Task directions ->
Give the entries again exactly as they appear, but without the images.

Supplied records ->
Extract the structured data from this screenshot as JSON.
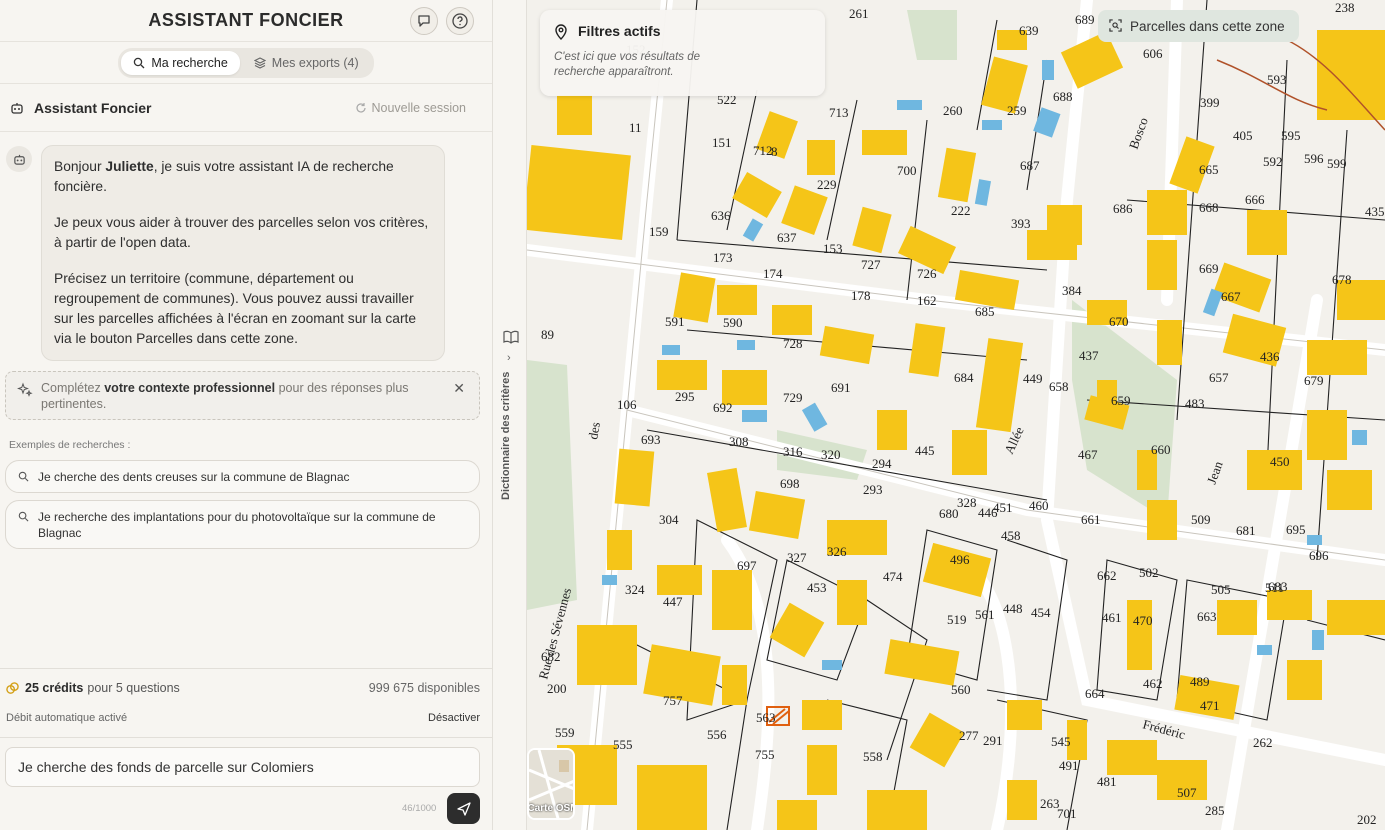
{
  "header": {
    "title": "ASSISTANT FONCIER",
    "icons": [
      "chat-icon",
      "help-icon"
    ]
  },
  "tabs": [
    {
      "label": "Ma recherche",
      "active": true
    },
    {
      "label": "Mes exports (4)",
      "active": false
    }
  ],
  "session": {
    "title": "Assistant Foncier",
    "new_session": "Nouvelle session"
  },
  "chat": {
    "greeting_pre": "Bonjour ",
    "user_name": "Juliette",
    "greeting_post": ", je suis votre assistant IA de recherche foncière.",
    "para2": "Je peux vous aider à trouver des parcelles selon vos critères, à partir de l'open data.",
    "para3": "Précisez un territoire (commune, département ou regroupement de communes). Vous pouvez aussi travailler sur les parcelles affichées à l'écran en zoomant sur la carte via le bouton Parcelles dans cette zone."
  },
  "context_tip": {
    "pre": "Complétez ",
    "bold": "votre contexte professionnel",
    "post": " pour des réponses plus pertinentes."
  },
  "examples": {
    "label": "Exemples de recherches :",
    "items": [
      "Je cherche des dents creuses sur la commune de Blagnac",
      "Je recherche des implantations pour du photovoltaïque sur la commune de Blagnac"
    ]
  },
  "credits": {
    "amount": "25 crédits",
    "questions": "pour 5 questions",
    "available": "999 675 disponibles",
    "debit": "Débit automatique activé",
    "disable": "Désactiver"
  },
  "input": {
    "value": "Je cherche des fonds de parcelle sur Colomiers",
    "counter": "46/1000"
  },
  "strip": {
    "label": "Dictionnaire des critères"
  },
  "map": {
    "filters_title": "Filtres actifs",
    "filters_desc": "C'est ici que vos résultats de recherche apparaîtront.",
    "zone_button": "Parcelles dans cette zone",
    "osm_label": "Carte OSM",
    "street_labels": [
      "Rue des Sévennes",
      "Bosco",
      "Allée",
      "Jean",
      "Frédéric",
      "des"
    ],
    "parcel_numbers": [
      "261",
      "639",
      "689",
      "238",
      "606",
      "593",
      "399",
      "405",
      "595",
      "599",
      "592",
      "596",
      "435",
      "11",
      "713",
      "260",
      "259",
      "688",
      "151",
      "712",
      "700",
      "687",
      "665",
      "668",
      "666",
      "229",
      "222",
      "636",
      "637",
      "393",
      "686",
      "159",
      "173",
      "174",
      "153",
      "727",
      "726",
      "669",
      "667",
      "162",
      "178",
      "685",
      "384",
      "678",
      "591",
      "590",
      "728",
      "691",
      "684",
      "670",
      "436",
      "89",
      "295",
      "692",
      "729",
      "449",
      "437",
      "658",
      "659",
      "657",
      "679",
      "483",
      "106",
      "693",
      "308",
      "316",
      "320",
      "294",
      "445",
      "467",
      "660",
      "698",
      "293",
      "450",
      "680",
      "328",
      "446",
      "451",
      "460",
      "661",
      "304",
      "697",
      "327",
      "326",
      "458",
      "662",
      "502",
      "509",
      "681",
      "695",
      "696",
      "324",
      "447",
      "453",
      "474",
      "496",
      "519",
      "561",
      "448",
      "454",
      "461",
      "470",
      "663",
      "505",
      "511",
      "683",
      "682",
      "757",
      "560",
      "462",
      "664",
      "489",
      "200",
      "563",
      "559",
      "555",
      "556",
      "755",
      "558",
      "277",
      "291",
      "471",
      "262",
      "545",
      "491",
      "481",
      "507",
      "263",
      "701",
      "285",
      "202",
      "522",
      "152",
      "8",
      "712"
    ]
  }
}
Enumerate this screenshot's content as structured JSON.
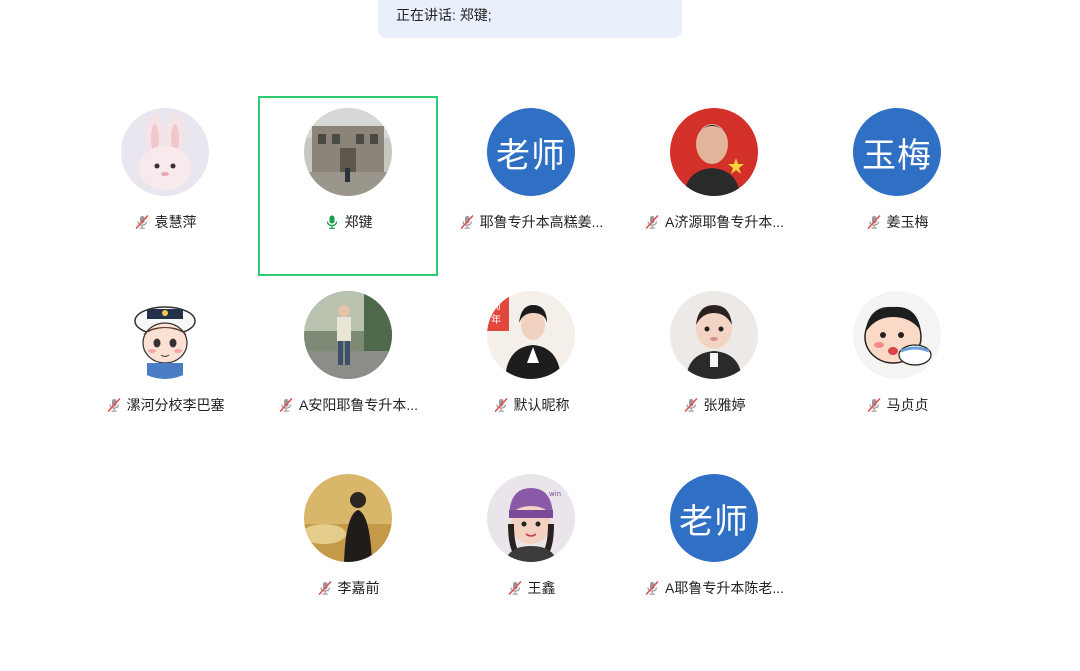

Response ->
Extract the structured data from this screenshot as JSON.
{
  "header": {
    "title": "ASSISTANT FONCIER",
    "icons": [
      "chat-icon",
      "help-icon"
    ]
  },
  "tabs": [
    {
      "label": "Ma recherche",
      "active": true
    },
    {
      "label": "Mes exports (4)",
      "active": false
    }
  ],
  "session": {
    "title": "Assistant Foncier",
    "new_session": "Nouvelle session"
  },
  "chat": {
    "greeting_pre": "Bonjour ",
    "user_name": "Juliette",
    "greeting_post": ", je suis votre assistant IA de recherche foncière.",
    "para2": "Je peux vous aider à trouver des parcelles selon vos critères, à partir de l'open data.",
    "para3": "Précisez un territoire (commune, département ou regroupement de communes). Vous pouvez aussi travailler sur les parcelles affichées à l'écran en zoomant sur la carte via le bouton Parcelles dans cette zone."
  },
  "context_tip": {
    "pre": "Complétez ",
    "bold": "votre contexte professionnel",
    "post": " pour des réponses plus pertinentes."
  },
  "examples": {
    "label": "Exemples de recherches :",
    "items": [
      "Je cherche des dents creuses sur la commune de Blagnac",
      "Je recherche des implantations pour du photovoltaïque sur la commune de Blagnac"
    ]
  },
  "credits": {
    "amount": "25 crédits",
    "questions": "pour 5 questions",
    "available": "999 675 disponibles",
    "debit": "Débit automatique activé",
    "disable": "Désactiver"
  },
  "input": {
    "value": "Je cherche des fonds de parcelle sur Colomiers",
    "counter": "46/1000"
  },
  "strip": {
    "label": "Dictionnaire des critères"
  },
  "map": {
    "filters_title": "Filtres actifs",
    "filters_desc": "C'est ici que vos résultats de recherche apparaîtront.",
    "zone_button": "Parcelles dans cette zone",
    "osm_label": "Carte OSM",
    "street_labels": [
      "Rue des Sévennes",
      "Bosco",
      "Allée",
      "Jean",
      "Frédéric",
      "des"
    ],
    "parcel_numbers": [
      "261",
      "639",
      "689",
      "238",
      "606",
      "593",
      "399",
      "405",
      "595",
      "599",
      "592",
      "596",
      "435",
      "11",
      "713",
      "260",
      "259",
      "688",
      "151",
      "712",
      "700",
      "687",
      "665",
      "668",
      "666",
      "229",
      "222",
      "636",
      "637",
      "393",
      "686",
      "159",
      "173",
      "174",
      "153",
      "727",
      "726",
      "669",
      "667",
      "162",
      "178",
      "685",
      "384",
      "678",
      "591",
      "590",
      "728",
      "691",
      "684",
      "670",
      "436",
      "89",
      "295",
      "692",
      "729",
      "449",
      "437",
      "658",
      "659",
      "657",
      "679",
      "483",
      "106",
      "693",
      "308",
      "316",
      "320",
      "294",
      "445",
      "467",
      "660",
      "698",
      "293",
      "450",
      "680",
      "328",
      "446",
      "451",
      "460",
      "661",
      "304",
      "697",
      "327",
      "326",
      "458",
      "662",
      "502",
      "509",
      "681",
      "695",
      "696",
      "324",
      "447",
      "453",
      "474",
      "496",
      "519",
      "561",
      "448",
      "454",
      "461",
      "470",
      "663",
      "505",
      "511",
      "683",
      "682",
      "757",
      "560",
      "462",
      "664",
      "489",
      "200",
      "563",
      "559",
      "555",
      "556",
      "755",
      "558",
      "277",
      "291",
      "471",
      "262",
      "545",
      "491",
      "481",
      "507",
      "263",
      "701",
      "285",
      "202",
      "522",
      "152",
      "8",
      "712"
    ]
  }
}
Enumerate this screenshot's content as structured JSON.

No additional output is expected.